• [Task requirements]: The entries below are to be retyped exactly. Preserve every word.
** Record excerpts follows **
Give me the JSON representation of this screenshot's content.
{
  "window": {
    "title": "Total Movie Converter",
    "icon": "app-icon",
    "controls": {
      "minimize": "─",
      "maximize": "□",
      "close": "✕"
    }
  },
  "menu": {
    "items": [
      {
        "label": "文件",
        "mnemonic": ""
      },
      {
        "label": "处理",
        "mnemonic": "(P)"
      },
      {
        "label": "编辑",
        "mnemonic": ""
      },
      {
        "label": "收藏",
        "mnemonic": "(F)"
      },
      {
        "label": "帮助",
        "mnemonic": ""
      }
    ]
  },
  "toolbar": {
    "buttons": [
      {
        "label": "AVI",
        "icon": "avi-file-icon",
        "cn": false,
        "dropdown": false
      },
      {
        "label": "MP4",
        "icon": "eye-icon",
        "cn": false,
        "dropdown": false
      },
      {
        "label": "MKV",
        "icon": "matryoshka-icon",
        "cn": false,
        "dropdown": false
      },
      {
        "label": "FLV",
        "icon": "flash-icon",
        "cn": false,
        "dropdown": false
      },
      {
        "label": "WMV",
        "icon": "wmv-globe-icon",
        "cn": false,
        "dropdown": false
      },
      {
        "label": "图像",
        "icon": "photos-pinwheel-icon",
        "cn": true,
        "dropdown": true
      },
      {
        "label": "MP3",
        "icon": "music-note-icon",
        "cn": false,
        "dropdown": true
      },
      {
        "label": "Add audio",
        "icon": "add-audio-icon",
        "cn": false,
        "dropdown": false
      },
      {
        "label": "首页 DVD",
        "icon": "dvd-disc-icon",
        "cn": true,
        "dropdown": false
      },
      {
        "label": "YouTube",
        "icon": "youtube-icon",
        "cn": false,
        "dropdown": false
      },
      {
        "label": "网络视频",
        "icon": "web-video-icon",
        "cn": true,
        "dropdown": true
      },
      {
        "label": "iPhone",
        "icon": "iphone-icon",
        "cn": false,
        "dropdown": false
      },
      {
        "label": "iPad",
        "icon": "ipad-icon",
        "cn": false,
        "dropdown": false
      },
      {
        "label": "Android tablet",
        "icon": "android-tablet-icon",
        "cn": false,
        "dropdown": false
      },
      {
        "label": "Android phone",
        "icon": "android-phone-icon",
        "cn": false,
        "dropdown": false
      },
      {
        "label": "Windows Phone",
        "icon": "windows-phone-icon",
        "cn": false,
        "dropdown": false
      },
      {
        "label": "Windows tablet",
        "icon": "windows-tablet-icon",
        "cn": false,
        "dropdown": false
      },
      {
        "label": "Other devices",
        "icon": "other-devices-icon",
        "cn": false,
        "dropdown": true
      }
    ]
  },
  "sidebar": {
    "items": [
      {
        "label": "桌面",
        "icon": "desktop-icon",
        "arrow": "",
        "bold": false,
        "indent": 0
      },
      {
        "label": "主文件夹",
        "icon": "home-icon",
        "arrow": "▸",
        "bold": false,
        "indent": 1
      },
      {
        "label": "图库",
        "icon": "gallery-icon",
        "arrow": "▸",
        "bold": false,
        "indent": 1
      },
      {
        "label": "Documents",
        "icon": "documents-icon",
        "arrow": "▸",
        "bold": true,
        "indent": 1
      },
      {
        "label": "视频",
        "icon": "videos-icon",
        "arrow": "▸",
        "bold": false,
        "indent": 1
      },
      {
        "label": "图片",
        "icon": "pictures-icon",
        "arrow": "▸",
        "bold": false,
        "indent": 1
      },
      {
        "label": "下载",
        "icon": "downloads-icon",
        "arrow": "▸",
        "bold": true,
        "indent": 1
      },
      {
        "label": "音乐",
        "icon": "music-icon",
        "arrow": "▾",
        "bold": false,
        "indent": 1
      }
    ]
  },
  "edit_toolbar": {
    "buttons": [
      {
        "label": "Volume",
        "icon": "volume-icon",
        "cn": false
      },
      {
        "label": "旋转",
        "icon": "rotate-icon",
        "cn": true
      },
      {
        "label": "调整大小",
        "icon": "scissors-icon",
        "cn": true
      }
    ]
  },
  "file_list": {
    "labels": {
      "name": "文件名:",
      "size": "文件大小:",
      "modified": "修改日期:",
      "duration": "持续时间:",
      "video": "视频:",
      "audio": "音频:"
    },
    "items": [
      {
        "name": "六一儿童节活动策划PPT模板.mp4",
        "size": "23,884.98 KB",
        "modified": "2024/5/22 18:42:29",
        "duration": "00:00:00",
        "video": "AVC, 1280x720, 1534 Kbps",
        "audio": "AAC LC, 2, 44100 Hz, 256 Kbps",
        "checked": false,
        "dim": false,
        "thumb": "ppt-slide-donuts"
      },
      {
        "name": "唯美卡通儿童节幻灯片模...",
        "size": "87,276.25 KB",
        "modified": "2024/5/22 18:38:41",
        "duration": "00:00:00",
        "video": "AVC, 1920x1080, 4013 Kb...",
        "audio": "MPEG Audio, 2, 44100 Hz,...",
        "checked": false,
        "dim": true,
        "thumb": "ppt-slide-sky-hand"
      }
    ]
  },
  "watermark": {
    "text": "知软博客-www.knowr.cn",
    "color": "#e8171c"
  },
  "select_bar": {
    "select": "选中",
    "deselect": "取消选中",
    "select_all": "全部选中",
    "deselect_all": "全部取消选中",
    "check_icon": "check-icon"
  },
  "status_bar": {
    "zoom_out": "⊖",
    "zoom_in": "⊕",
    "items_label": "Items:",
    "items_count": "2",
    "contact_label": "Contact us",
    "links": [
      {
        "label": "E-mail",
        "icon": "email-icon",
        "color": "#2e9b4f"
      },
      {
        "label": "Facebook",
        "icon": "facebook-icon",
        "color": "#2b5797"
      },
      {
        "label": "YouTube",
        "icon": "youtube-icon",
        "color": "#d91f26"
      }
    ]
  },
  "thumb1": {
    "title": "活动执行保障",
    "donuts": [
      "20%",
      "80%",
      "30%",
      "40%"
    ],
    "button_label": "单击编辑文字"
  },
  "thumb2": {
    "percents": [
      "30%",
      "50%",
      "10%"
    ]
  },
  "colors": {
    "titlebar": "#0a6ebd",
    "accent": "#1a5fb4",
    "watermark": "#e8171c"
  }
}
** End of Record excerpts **
• [Answer for the task]:
Give me the JSON representation of this screenshot's content.
{
  "window": {
    "title": "Total Movie Converter",
    "icon": "app-icon",
    "controls": {
      "minimize": "─",
      "maximize": "□",
      "close": "✕"
    }
  },
  "menu": {
    "items": [
      {
        "label": "文件",
        "mnemonic": ""
      },
      {
        "label": "处理",
        "mnemonic": "(P)"
      },
      {
        "label": "编辑",
        "mnemonic": ""
      },
      {
        "label": "收藏",
        "mnemonic": "(F)"
      },
      {
        "label": "帮助",
        "mnemonic": ""
      }
    ]
  },
  "toolbar": {
    "buttons": [
      {
        "label": "AVI",
        "icon": "avi-file-icon",
        "cn": false,
        "dropdown": false
      },
      {
        "label": "MP4",
        "icon": "eye-icon",
        "cn": false,
        "dropdown": false
      },
      {
        "label": "MKV",
        "icon": "matryoshka-icon",
        "cn": false,
        "dropdown": false
      },
      {
        "label": "FLV",
        "icon": "flash-icon",
        "cn": false,
        "dropdown": false
      },
      {
        "label": "WMV",
        "icon": "wmv-globe-icon",
        "cn": false,
        "dropdown": false
      },
      {
        "label": "图像",
        "icon": "photos-pinwheel-icon",
        "cn": true,
        "dropdown": true
      },
      {
        "label": "MP3",
        "icon": "music-note-icon",
        "cn": false,
        "dropdown": true
      },
      {
        "label": "Add audio",
        "icon": "add-audio-icon",
        "cn": false,
        "dropdown": false
      },
      {
        "label": "首页 DVD",
        "icon": "dvd-disc-icon",
        "cn": true,
        "dropdown": false
      },
      {
        "label": "YouTube",
        "icon": "youtube-icon",
        "cn": false,
        "dropdown": false
      },
      {
        "label": "网络视频",
        "icon": "web-video-icon",
        "cn": true,
        "dropdown": true
      },
      {
        "label": "iPhone",
        "icon": "iphone-icon",
        "cn": false,
        "dropdown": false
      },
      {
        "label": "iPad",
        "icon": "ipad-icon",
        "cn": false,
        "dropdown": false
      },
      {
        "label": "Android tablet",
        "icon": "android-tablet-icon",
        "cn": false,
        "dropdown": false
      },
      {
        "label": "Android phone",
        "icon": "android-phone-icon",
        "cn": false,
        "dropdown": false
      },
      {
        "label": "Windows Phone",
        "icon": "windows-phone-icon",
        "cn": false,
        "dropdown": false
      },
      {
        "label": "Windows tablet",
        "icon": "windows-tablet-icon",
        "cn": false,
        "dropdown": false
      },
      {
        "label": "Other devices",
        "icon": "other-devices-icon",
        "cn": false,
        "dropdown": true
      }
    ]
  },
  "sidebar": {
    "items": [
      {
        "label": "桌面",
        "icon": "desktop-icon",
        "arrow": "",
        "bold": false,
        "indent": 0
      },
      {
        "label": "主文件夹",
        "icon": "home-icon",
        "arrow": "▸",
        "bold": false,
        "indent": 1
      },
      {
        "label": "图库",
        "icon": "gallery-icon",
        "arrow": "▸",
        "bold": false,
        "indent": 1
      },
      {
        "label": "Documents",
        "icon": "documents-icon",
        "arrow": "▸",
        "bold": true,
        "indent": 1
      },
      {
        "label": "视频",
        "icon": "videos-icon",
        "arrow": "▸",
        "bold": false,
        "indent": 1
      },
      {
        "label": "图片",
        "icon": "pictures-icon",
        "arrow": "▸",
        "bold": false,
        "indent": 1
      },
      {
        "label": "下载",
        "icon": "downloads-icon",
        "arrow": "▸",
        "bold": true,
        "indent": 1
      },
      {
        "label": "音乐",
        "icon": "music-icon",
        "arrow": "▾",
        "bold": false,
        "indent": 1
      }
    ]
  },
  "edit_toolbar": {
    "buttons": [
      {
        "label": "Volume",
        "icon": "volume-icon",
        "cn": false
      },
      {
        "label": "旋转",
        "icon": "rotate-icon",
        "cn": true
      },
      {
        "label": "调整大小",
        "icon": "scissors-icon",
        "cn": true
      }
    ]
  },
  "file_list": {
    "labels": {
      "name": "文件名:",
      "size": "文件大小:",
      "modified": "修改日期:",
      "duration": "持续时间:",
      "video": "视频:",
      "audio": "音频:"
    },
    "items": [
      {
        "name": "六一儿童节活动策划PPT模板.mp4",
        "size": "23,884.98 KB",
        "modified": "2024/5/22 18:42:29",
        "duration": "00:00:00",
        "video": "AVC, 1280x720, 1534 Kbps",
        "audio": "AAC LC, 2, 44100 Hz, 256 Kbps",
        "checked": false,
        "dim": false,
        "thumb": "ppt-slide-donuts"
      },
      {
        "name": "唯美卡通儿童节幻灯片模...",
        "size": "87,276.25 KB",
        "modified": "2024/5/22 18:38:41",
        "duration": "00:00:00",
        "video": "AVC, 1920x1080, 4013 Kb...",
        "audio": "MPEG Audio, 2, 44100 Hz,...",
        "checked": false,
        "dim": true,
        "thumb": "ppt-slide-sky-hand"
      }
    ]
  },
  "watermark": {
    "text": "知软博客-www.knowr.cn",
    "color": "#e8171c"
  },
  "select_bar": {
    "select": "选中",
    "deselect": "取消选中",
    "select_all": "全部选中",
    "deselect_all": "全部取消选中",
    "check_icon": "check-icon"
  },
  "status_bar": {
    "zoom_out": "⊖",
    "zoom_in": "⊕",
    "items_label": "Items:",
    "items_count": "2",
    "contact_label": "Contact us",
    "links": [
      {
        "label": "E-mail",
        "icon": "email-icon",
        "color": "#2e9b4f"
      },
      {
        "label": "Facebook",
        "icon": "facebook-icon",
        "color": "#2b5797"
      },
      {
        "label": "YouTube",
        "icon": "youtube-icon",
        "color": "#d91f26"
      }
    ]
  },
  "thumb1": {
    "title": "活动执行保障",
    "donuts": [
      "20%",
      "80%",
      "30%",
      "40%"
    ],
    "button_label": "单击编辑文字"
  },
  "thumb2": {
    "percents": [
      "30%",
      "50%",
      "10%"
    ]
  },
  "colors": {
    "titlebar": "#0a6ebd",
    "accent": "#1a5fb4",
    "watermark": "#e8171c"
  }
}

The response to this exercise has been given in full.